In the last episode of ID4Africa’s year of online engagement before its three-day finale, with experts from international organizations, the governments of Ethiopia and Guinea, and MOSIP sharing the progress that has been made in developing and now implementing open-source identity platforms. The first of two webinars on ‘Digital Public Goods Initiatives as Pathways to Identity Development’ began with a discussion of the ‘Principles on ID for Sustainable Development.’ The next episode will cover an open standards API-based approach.

Al Jazeera reports on the concerns of people including ID4Africa Executive Chairman Dr. Joseph Atick and Afrika Digital Rights Hub Founder Teki Akuetteh Falconer that the right legal protections and frameworks are not being put in place as fast as biometric ID systems are. The lack of data protection laws is a common issue, the lack of enforcement an even more common one.

Trust frameworks have been established by several major international organizations in recent years, but the role they play in digital ID ecosystems seems unclear to many stakeholders, so Good ID offers an explainer on the topic. The first part provides an explanation with examples of how trust frameworks build shared foundations between governments and other organizations, and the next will examine the evolution of the concept in Africa.

India’s Aadhaar-based approach to digitizing its financial sector is a model for the whole world, Bill Gates argues at the Singapore Fintech Festival, Bloomberg reports. He talks about who else is and should be considering the model, as well as a timeline for vaccines putting an end to COVID-19.

The potential for biometrics to secure a digital health passport for people who have tested negative for or been vaccinated against COVID-19 is explored by Idex Biometrics CEO Vince Graziani for Global Banking & Finance. Fingerprint biometrics with end-to-end encryption can protect the privacy of personal data, Graziani argues, and organizations are already starting to get together on schemes like the World Economic Forum’s CommonPass program to pull it off.

Contactless biometric payment systems for in-person purchases with technology from PayByFace, Wee Digital, PayEye and Fujitsu are rolling out in Europe and Asia, as people seek to avoid cash and other payment methods involving shared surfaces or physical exchanges. In Moscow, a facial recognition-based system for paying subway fares is the latest municipal biometric application planned.

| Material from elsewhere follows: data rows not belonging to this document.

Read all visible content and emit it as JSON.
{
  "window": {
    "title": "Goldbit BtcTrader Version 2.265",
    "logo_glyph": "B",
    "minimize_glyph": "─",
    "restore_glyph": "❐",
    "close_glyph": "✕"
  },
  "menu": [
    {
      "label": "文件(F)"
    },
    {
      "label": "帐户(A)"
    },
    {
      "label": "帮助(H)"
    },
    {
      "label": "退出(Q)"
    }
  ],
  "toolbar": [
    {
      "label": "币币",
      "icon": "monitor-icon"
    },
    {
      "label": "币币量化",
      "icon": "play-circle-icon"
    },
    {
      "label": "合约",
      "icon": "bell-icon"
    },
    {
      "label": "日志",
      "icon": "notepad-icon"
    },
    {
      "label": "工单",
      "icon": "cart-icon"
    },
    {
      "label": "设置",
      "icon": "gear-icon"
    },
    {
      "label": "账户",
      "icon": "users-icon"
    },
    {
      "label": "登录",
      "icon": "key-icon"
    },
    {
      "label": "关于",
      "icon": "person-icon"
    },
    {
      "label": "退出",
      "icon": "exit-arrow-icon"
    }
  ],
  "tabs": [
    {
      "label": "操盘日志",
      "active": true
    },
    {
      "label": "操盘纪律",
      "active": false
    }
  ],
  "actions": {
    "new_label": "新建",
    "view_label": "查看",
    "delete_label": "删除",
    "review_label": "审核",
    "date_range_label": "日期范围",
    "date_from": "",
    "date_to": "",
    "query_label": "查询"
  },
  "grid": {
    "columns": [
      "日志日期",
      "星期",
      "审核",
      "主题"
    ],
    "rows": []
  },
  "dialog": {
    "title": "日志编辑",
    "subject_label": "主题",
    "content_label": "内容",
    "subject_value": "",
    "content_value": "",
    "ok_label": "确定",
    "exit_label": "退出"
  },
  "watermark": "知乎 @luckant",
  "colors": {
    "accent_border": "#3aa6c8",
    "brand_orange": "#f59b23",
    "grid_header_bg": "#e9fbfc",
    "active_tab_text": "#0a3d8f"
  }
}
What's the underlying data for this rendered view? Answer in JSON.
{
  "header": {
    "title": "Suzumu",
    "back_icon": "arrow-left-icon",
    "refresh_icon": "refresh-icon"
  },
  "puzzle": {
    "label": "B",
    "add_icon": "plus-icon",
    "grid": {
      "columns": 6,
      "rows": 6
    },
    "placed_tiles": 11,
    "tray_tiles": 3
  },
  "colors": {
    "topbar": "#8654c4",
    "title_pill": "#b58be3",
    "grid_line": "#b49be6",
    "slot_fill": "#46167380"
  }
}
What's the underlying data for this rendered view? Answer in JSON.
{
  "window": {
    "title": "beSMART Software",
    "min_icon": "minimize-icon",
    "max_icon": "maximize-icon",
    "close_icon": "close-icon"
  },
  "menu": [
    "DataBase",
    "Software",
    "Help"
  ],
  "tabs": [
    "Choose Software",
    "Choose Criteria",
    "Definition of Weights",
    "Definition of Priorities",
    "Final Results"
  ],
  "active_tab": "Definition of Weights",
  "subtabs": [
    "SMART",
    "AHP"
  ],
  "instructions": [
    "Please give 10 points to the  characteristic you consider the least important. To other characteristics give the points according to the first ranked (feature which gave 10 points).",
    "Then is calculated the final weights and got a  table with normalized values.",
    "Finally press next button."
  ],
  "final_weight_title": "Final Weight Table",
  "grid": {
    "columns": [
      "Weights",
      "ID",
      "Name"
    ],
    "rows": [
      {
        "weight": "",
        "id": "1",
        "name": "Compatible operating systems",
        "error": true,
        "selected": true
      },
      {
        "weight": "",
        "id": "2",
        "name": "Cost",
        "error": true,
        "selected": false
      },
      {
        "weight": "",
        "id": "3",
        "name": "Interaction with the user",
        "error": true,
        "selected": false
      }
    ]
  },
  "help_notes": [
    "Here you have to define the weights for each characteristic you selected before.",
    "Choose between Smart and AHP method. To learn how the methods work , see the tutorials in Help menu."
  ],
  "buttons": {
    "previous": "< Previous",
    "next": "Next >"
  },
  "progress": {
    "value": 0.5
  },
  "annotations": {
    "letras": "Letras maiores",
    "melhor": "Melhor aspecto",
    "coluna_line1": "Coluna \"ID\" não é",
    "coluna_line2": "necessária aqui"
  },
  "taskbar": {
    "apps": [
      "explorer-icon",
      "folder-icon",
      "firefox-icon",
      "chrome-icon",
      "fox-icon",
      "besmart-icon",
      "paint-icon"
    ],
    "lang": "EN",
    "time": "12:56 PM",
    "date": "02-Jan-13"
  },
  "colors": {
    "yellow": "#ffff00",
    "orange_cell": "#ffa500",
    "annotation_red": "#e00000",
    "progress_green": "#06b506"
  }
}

Smart city technologies are offering the promise of improved public safety, more efficient transportation and effective service delivery, but as the mayors of London, Toronto and Lisbon discuss with Protocol, widespread anxiety about the reach of big data and big tech are a barrier to their implementation. London’s Sadiq Khan tells Protocol that tests and pilots are important to build public confidence before rolling out facial recognition more broadly.

The exit of AI ethicist Timnit Gebru is getting personal attention from Google CEO Sundar Pichai, according to an internal memo republished by Axios. The company is working from a trust deficit on the issue already, however.

Remote life has made the past year challenging for everything from corporate team-building to making music videos, but Trulioo has managed to combine the two in their parody, ‘Don’t Stop Verifyin’.’

Please let us know of any analysis, opinions or discussions we should share with the biometric industry and digital identity community in the space below, or on social media.

Related Posts

Article Topics

 |   |   |   |   |   |   |   |   | 

Latest Biometrics News


Leave a Reply

This site uses Akismet to reduce spam. Learn how your comment data is processed.

Most Read This Week

Featured Company

Biometrics Research

Biometrics White Papers

Biometrics Events

Explaining Biometrics